Having skillfully removed external threats and gathered support within the clan, Kagekatsu decided that the internal war would be resolved before the snow thawed. On the other hand, Kagetora was losing both supporters and castles. On February 2nd (February 27, 1579) Kagekatsu ordered a general offensive against Kagetora at Otate. Kagehiro was killed.
Kagekatsu recaptured Kabasawa Castle from the Houjou. Kagetora escaped from Otate and, with no hope of relief from the Houjou, who were blocked off by snow, sent his eldest son along with Kenshin's adopted father Uesugi Norimasa to negotiate for peace. On the way to Kagekatsu's camp, they were surrounded by Kagekatsu's troops and killed (there are accounts that the order actually came from Kasugayama Castle). On his flight from Otate towards the Kantou, Kagetora stopped at Samegao Castle. There he was betrayed by its master, Horie Munechika, and committed suicide along with his family on March 24th (April 19th, 1579).
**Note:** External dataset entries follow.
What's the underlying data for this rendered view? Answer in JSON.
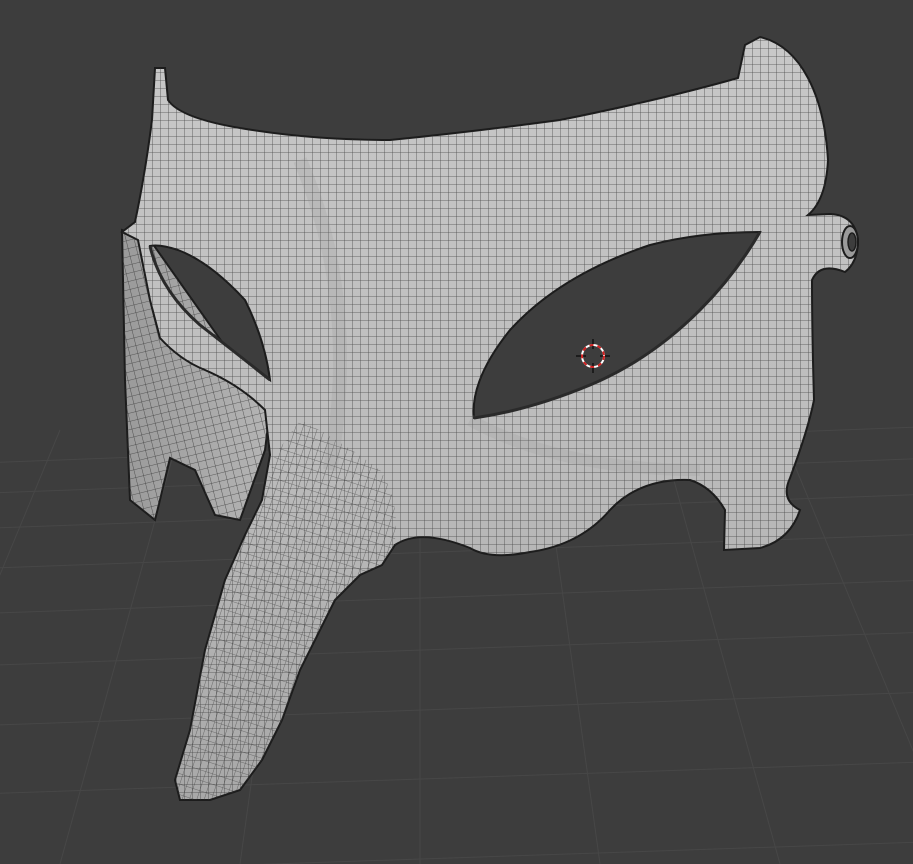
{
  "viewport": {
    "background_color": "#3d3d3d",
    "grid_color": "#464646",
    "mesh_fill_color": "#b9b9b9",
    "mesh_shadow_color": "#8e8e8e",
    "wire_color": "#2a2a2a",
    "outline_color": "#1c1c1c",
    "cursor_ring_colors": [
      "#d02020",
      "#ffffff"
    ],
    "cursor_icon": "3d-cursor-icon",
    "object": "mask-mesh",
    "view": "perspective"
  }
}
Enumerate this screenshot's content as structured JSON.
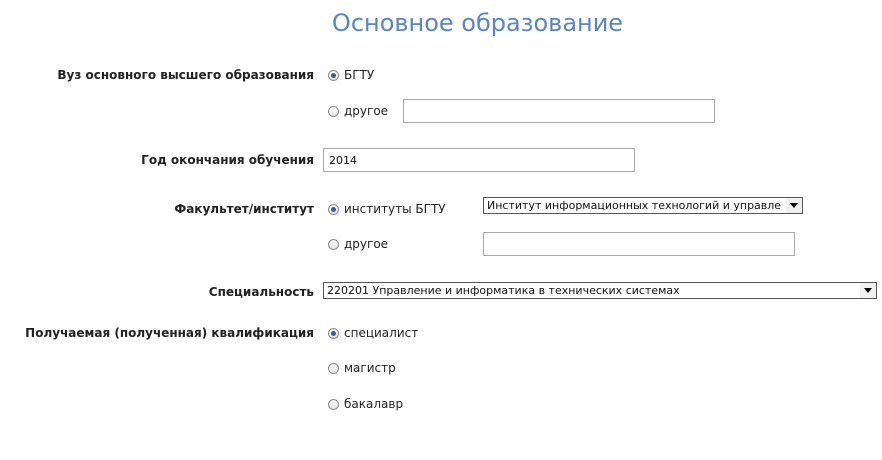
{
  "page": {
    "title": "Основное образование"
  },
  "university": {
    "label": "Вуз основного высшего образования",
    "option_main": "БГТУ",
    "option_other": "другое",
    "other_value": ""
  },
  "graduation": {
    "label": "Год окончания обучения",
    "value": "2014"
  },
  "faculty": {
    "label": "Факультет/институт",
    "option_main": "институты БГТУ",
    "selected": "Институт информационных технологий и управления",
    "option_other": "другое",
    "other_value": ""
  },
  "specialty": {
    "label": "Специальность",
    "selected": "220201 Управление и информатика в технических системах"
  },
  "qualification": {
    "label": "Получаемая (полученная) квалификация",
    "options": [
      "специалист",
      "магистр",
      "бакалавр"
    ],
    "selected": "специалист"
  },
  "colors": {
    "title": "#5b86bd",
    "radio_checked": "#2f5f94"
  }
}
The Otate no Ran would become one of the underlying reasons for the destruction of the Takeda Clan and the drastic decline of the Uesugi Clan's power.
<small>Note: Japanese dates given in this entry are based on the lunar calendar; Gregorian Calendar dates in () were calculated using <a href="http://www.uni-tuebingen.de/geschichte-japans/nengo_calc.htm">NengoCalc</a>.</small>
The Saitama Seibu Lions are a professional baseball team based in Tokorozawa, Saitama. It was established in 1950 and was a founding member of Japan's Pacific League. Its ballpark is the Seibu Prince Dome, and its team colors are navy-blue, white, and red.
Several Seibu Lions team members also played in Major League Baseball, including(Boston Red Sox, New York Mets and Cleveland Indians) and (New York Mets).
A type of cherry tree (Prunus × yedoensis) whose blossoms are the most popular variety of sakura in Japan. The flowers are almost pure white tinged with pink near the stem. They bloom for around a week before the leaves come out, so the tree appears nearly completely white.
Lit.: "Chronicles of Tranquility"; a work of classical Japanese literature spanning forty volumes and documenting events from 1318 to 1368, the Taiheiki is a war chronicle written primarily about the war between the Northern Court of Shogun Ashikaga Takauji in Kyoto and the Southern Imperial Court of Emperor Go-Daigo in Yoshino.
The "Tranquility" in its title is thought to be a prayer for peace or a prayer for the repose of the dead.
The tsurushikimi is a dioecious evergreen shrub, Skimmia japonica var. intermedia f. repens, that lives in the forests of Hokkaido and on Honshuu near the Japan Sea in areas with lots of snowfall. It bears fruit, a red berry, from October until May. The entire plant as well as the berry contain alkaloids and are poisonous.
A long robe/garment worn over a kimono.
Lit.: "back demon gate"
The southwest corner or direction. According to Onmyoudou, northeast is the unlucky direction from which demons enter (Ki-mon, or demon gate). Its opposing corner, the uraki-mon, is also said to be unlucky.
A casual version of the kimono which is made of light-weight cotton and worn in summer and after bathing (the characters literally mean "bath clothes").